**WHAT THE TASK REQUIRES**
Report each line of the data below in which "screenshot" appears.

**RECORD EXTRACTS**
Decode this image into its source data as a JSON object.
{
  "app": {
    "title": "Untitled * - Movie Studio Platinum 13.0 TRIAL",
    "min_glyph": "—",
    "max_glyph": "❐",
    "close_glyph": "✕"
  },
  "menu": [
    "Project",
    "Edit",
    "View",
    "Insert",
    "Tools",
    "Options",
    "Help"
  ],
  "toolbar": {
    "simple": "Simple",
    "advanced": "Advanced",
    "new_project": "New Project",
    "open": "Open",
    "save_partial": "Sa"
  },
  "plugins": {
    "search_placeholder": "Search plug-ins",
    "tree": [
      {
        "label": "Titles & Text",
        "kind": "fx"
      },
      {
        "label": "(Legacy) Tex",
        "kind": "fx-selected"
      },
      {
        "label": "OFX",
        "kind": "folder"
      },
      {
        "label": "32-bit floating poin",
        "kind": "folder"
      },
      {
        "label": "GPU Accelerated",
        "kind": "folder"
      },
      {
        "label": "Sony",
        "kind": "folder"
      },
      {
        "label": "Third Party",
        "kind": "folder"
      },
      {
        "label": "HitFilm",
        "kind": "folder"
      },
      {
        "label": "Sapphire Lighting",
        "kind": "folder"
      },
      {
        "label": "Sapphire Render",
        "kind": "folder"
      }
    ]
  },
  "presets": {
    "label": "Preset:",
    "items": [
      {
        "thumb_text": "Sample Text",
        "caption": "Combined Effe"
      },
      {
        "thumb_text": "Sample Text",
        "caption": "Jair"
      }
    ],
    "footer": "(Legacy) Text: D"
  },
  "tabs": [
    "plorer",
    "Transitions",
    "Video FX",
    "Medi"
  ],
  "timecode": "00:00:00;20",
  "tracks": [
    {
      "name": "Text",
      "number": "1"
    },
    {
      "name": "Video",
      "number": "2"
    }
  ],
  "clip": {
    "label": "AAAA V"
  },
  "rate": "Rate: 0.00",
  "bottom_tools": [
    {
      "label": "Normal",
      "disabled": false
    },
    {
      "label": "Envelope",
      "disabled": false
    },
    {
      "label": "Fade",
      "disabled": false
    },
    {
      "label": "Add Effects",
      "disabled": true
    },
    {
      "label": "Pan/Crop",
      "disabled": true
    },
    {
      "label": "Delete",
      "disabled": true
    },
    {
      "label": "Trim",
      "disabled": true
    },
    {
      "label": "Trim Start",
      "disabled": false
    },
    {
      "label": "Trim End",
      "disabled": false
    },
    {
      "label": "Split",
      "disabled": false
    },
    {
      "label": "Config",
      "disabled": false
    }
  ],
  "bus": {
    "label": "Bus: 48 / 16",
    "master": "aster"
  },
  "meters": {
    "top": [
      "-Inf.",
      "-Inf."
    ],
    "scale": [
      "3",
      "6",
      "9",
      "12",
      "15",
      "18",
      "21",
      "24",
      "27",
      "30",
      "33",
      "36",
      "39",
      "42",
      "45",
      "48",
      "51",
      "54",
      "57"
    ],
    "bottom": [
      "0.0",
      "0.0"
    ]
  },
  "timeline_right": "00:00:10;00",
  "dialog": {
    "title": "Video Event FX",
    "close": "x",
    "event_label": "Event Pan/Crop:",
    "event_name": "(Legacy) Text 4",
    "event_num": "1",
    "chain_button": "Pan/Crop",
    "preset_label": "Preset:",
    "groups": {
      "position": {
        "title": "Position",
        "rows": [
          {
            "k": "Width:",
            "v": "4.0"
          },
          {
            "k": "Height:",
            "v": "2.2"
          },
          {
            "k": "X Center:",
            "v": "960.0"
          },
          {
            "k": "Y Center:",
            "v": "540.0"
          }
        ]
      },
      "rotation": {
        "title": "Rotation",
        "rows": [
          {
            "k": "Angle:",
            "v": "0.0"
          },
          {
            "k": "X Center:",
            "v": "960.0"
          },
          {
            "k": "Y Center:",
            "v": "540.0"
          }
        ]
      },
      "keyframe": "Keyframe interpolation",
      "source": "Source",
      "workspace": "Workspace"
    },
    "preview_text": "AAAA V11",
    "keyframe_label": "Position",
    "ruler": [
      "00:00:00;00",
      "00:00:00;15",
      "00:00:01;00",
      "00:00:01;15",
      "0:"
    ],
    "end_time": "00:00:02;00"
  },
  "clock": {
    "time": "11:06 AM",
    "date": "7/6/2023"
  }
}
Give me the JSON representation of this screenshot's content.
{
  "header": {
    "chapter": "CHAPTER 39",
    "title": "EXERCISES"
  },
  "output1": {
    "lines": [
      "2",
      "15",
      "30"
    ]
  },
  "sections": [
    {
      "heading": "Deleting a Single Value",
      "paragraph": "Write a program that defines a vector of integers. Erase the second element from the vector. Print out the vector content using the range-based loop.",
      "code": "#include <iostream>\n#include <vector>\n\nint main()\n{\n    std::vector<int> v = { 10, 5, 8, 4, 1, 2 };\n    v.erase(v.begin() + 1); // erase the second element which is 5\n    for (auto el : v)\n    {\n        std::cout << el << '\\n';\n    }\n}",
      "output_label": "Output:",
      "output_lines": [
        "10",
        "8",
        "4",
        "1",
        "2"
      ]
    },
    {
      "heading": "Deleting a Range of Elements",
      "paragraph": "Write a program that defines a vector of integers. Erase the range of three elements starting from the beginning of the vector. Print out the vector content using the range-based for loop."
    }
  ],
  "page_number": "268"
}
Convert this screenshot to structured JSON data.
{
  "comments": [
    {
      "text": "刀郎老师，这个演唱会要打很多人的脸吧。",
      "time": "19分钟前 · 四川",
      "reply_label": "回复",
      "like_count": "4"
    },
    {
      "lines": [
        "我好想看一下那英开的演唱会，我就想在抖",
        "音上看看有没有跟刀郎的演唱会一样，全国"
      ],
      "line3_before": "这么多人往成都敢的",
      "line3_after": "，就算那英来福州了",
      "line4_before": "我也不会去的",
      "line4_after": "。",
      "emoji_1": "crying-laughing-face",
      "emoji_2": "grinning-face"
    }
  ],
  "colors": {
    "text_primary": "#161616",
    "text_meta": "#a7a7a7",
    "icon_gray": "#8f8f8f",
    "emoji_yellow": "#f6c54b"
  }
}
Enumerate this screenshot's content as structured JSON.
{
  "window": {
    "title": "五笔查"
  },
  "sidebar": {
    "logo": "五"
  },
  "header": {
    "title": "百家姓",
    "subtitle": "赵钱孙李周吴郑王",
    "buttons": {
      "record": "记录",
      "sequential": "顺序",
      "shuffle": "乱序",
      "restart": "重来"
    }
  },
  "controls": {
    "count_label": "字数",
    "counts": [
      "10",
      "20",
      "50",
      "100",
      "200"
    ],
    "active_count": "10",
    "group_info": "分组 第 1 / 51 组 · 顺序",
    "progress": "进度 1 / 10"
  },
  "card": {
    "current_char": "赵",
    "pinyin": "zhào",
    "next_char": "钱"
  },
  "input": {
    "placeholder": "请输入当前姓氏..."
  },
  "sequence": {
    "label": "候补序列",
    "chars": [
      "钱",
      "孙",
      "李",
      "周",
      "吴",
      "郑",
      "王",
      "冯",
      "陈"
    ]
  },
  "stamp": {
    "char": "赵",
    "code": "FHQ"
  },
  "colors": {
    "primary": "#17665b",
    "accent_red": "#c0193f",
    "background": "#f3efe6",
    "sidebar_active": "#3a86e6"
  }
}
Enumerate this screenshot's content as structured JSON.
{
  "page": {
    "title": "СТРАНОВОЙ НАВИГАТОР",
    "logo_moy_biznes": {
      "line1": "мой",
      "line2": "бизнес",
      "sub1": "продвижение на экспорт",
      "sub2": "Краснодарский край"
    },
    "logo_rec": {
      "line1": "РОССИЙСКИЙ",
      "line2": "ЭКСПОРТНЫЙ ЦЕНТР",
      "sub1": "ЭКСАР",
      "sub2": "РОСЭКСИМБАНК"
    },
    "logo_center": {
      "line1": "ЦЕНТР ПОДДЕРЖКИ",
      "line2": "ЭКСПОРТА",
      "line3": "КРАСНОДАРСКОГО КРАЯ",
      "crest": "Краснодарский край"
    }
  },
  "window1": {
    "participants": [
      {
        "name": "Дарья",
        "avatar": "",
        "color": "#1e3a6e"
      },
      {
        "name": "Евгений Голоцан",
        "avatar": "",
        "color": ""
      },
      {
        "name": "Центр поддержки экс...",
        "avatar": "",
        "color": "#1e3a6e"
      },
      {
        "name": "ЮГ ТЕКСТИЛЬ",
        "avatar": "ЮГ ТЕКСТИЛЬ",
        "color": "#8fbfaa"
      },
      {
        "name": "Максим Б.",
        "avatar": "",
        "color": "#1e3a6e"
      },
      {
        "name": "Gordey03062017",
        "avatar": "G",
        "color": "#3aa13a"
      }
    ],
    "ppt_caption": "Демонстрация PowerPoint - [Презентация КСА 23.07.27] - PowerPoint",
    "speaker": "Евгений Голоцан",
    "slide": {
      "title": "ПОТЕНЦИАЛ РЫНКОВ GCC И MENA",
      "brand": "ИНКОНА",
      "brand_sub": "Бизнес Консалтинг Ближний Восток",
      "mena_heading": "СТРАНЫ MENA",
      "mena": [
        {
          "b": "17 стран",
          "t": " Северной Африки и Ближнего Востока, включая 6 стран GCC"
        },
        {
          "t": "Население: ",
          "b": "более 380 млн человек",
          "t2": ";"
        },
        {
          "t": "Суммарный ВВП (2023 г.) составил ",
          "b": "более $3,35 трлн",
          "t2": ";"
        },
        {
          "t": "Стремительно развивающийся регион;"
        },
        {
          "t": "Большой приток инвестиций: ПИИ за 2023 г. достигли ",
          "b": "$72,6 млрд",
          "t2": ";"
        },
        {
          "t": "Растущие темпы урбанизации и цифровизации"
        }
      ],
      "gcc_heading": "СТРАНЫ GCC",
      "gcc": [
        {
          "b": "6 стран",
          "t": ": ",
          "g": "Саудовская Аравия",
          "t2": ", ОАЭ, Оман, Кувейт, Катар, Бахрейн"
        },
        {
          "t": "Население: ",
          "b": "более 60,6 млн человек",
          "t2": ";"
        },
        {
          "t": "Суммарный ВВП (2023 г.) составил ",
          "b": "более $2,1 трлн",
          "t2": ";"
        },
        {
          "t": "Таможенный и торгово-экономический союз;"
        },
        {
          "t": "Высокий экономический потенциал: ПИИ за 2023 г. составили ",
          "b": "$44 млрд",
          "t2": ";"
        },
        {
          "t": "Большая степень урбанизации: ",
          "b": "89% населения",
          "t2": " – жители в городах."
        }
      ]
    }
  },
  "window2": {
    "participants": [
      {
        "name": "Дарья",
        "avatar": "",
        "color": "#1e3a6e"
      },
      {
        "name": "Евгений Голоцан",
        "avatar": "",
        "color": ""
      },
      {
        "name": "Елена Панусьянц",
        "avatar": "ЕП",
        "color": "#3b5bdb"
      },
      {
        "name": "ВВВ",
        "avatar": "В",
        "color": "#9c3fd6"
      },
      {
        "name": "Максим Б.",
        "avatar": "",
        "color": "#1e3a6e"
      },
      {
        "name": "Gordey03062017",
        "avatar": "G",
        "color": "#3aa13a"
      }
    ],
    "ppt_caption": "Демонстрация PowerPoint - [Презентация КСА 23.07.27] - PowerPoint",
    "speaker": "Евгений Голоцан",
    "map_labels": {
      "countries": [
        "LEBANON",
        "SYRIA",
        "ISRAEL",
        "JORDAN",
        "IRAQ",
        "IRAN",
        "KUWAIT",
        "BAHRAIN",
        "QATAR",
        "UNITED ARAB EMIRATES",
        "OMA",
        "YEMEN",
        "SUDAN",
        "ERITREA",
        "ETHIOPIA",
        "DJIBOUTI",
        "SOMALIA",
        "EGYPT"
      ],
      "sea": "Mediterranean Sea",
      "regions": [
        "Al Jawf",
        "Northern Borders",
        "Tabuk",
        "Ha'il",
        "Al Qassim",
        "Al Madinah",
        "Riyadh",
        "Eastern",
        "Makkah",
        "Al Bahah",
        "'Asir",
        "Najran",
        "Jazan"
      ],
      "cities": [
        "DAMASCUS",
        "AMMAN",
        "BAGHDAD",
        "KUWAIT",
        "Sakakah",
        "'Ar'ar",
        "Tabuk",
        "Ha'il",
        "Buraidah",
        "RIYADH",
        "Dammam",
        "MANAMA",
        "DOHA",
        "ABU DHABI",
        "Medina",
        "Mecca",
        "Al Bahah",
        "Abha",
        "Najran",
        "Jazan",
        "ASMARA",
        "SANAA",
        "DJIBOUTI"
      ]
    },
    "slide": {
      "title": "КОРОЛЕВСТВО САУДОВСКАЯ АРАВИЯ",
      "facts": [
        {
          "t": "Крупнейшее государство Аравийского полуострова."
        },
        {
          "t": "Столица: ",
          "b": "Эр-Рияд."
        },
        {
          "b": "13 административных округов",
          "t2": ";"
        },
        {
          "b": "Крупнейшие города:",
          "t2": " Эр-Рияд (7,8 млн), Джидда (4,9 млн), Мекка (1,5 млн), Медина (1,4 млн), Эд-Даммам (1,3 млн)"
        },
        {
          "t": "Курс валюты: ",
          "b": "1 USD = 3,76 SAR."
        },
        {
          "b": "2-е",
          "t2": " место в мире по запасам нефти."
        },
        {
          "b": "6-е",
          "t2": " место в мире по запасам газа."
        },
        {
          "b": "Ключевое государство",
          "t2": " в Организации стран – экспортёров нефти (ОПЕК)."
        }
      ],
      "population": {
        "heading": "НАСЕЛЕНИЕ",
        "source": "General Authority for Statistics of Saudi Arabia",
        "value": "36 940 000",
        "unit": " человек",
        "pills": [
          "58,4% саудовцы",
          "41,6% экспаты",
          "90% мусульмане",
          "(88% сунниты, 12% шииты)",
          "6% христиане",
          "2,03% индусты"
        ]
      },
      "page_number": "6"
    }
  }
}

**FINAL ANSWER**
Give me the JSON representation of this screenshot's content.
Convert this screenshot to structured JSON data.
Enumerate this screenshot's content as structured JSON.
Enumerate this screenshot's content as structured JSON.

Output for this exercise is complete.